In New York once, I was at Sony and got to hold the master tapes of “Kind of Blue” in my hands. They said the last visitor who had held them had broken down and cried. I admit that I felt a little shaky.
Q: Who is your favorite photographer?
I love W. Eugene Smith, that tortured soul. His images of New York’s Flower District from outside his loft window move me as much or more than the pictures he made of the “jazz loft” one floor up in his building. Roy DeCarava is soulful, too. Dorothea Lange on the road, Walker Evans in the South, Alfred Stieglitz in New York, Atget in Paris — all of these photographers take you not to a place you know or can visit; instead, they created new worlds within their photography, elusive myths that continue to trouble and entrance.
Q: What’s next?
I’m beginning what I expect will be a long-term project on U.S.-Italian cultural exchange in the early postwar era. It is a chance to investigate the influence of jazz in Italy, of Italian film in America, and the various meanings such cultural trends had as the two countries positioned themselves after the end of fascism and war. I’m starting with the basics: learning Italian and investigating an Italian jazz magazine that began publication just months after the war in Europe ended. I will be visiting Italy’s largest jazz archive in Siena next summer when I am done teaching in our Study Abroad Program in Florence.
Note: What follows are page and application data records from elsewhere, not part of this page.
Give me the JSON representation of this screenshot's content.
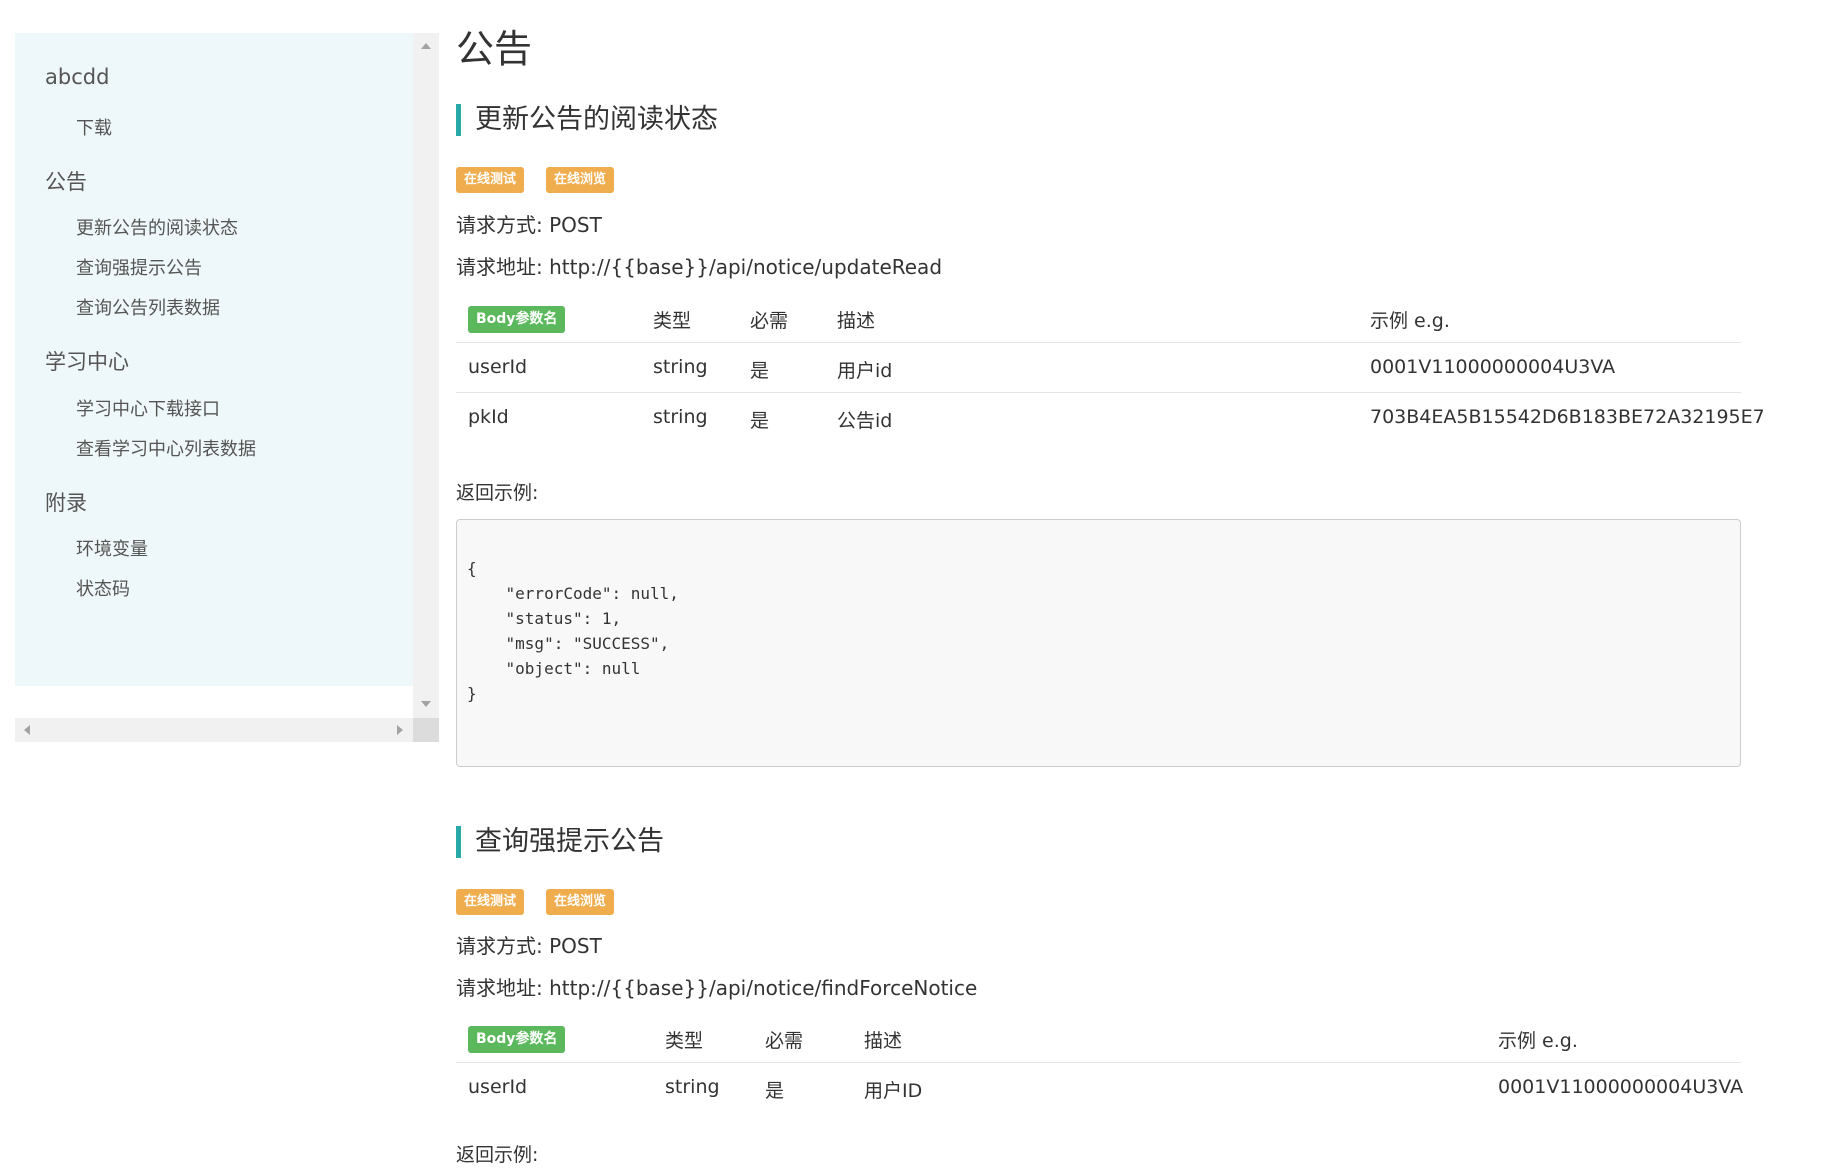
{
  "sidebar": {
    "groups": [
      {
        "label": "abcdd",
        "items": [
          "下载"
        ]
      },
      {
        "label": "公告",
        "items": [
          "更新公告的阅读状态",
          "查询强提示公告",
          "查询公告列表数据"
        ]
      },
      {
        "label": "学习中心",
        "items": [
          "学习中心下载接口",
          "查看学习中心列表数据"
        ]
      },
      {
        "label": "附录",
        "items": [
          "环境变量",
          "状态码"
        ]
      }
    ]
  },
  "main": {
    "page_title": "公告",
    "badges": {
      "test": "在线测试",
      "browse": "在线浏览"
    },
    "method_label": "请求方式:",
    "url_label": "请求地址:",
    "return_label": "返回示例:",
    "table_headers": {
      "param": "Body参数名",
      "type": "类型",
      "required": "必需",
      "desc": "描述",
      "example": "示例 e.g."
    },
    "sections": [
      {
        "title": "更新公告的阅读状态",
        "method": "POST",
        "url": "http://{{base}}/api/notice/updateRead",
        "params": [
          {
            "name": "userId",
            "type": "string",
            "required": "是",
            "desc": "用户id",
            "example": "0001V11000000004U3VA"
          },
          {
            "name": "pkId",
            "type": "string",
            "required": "是",
            "desc": "公告id",
            "example": "703B4EA5B15542D6B183BE72A32195E7"
          }
        ],
        "response": "{\n    \"errorCode\": null,\n    \"status\": 1,\n    \"msg\": \"SUCCESS\",\n    \"object\": null\n}"
      },
      {
        "title": "查询强提示公告",
        "method": "POST",
        "url": "http://{{base}}/api/notice/findForceNotice",
        "params": [
          {
            "name": "userId",
            "type": "string",
            "required": "是",
            "desc": "用户ID",
            "example": "0001V11000000004U3VA"
          }
        ]
      }
    ]
  }
}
I’m also slowly inching forward on a project that deals with the uses of history during the Civil War era, starting with Washington Irving’s biography of George Washington.
Oct. 28, 2011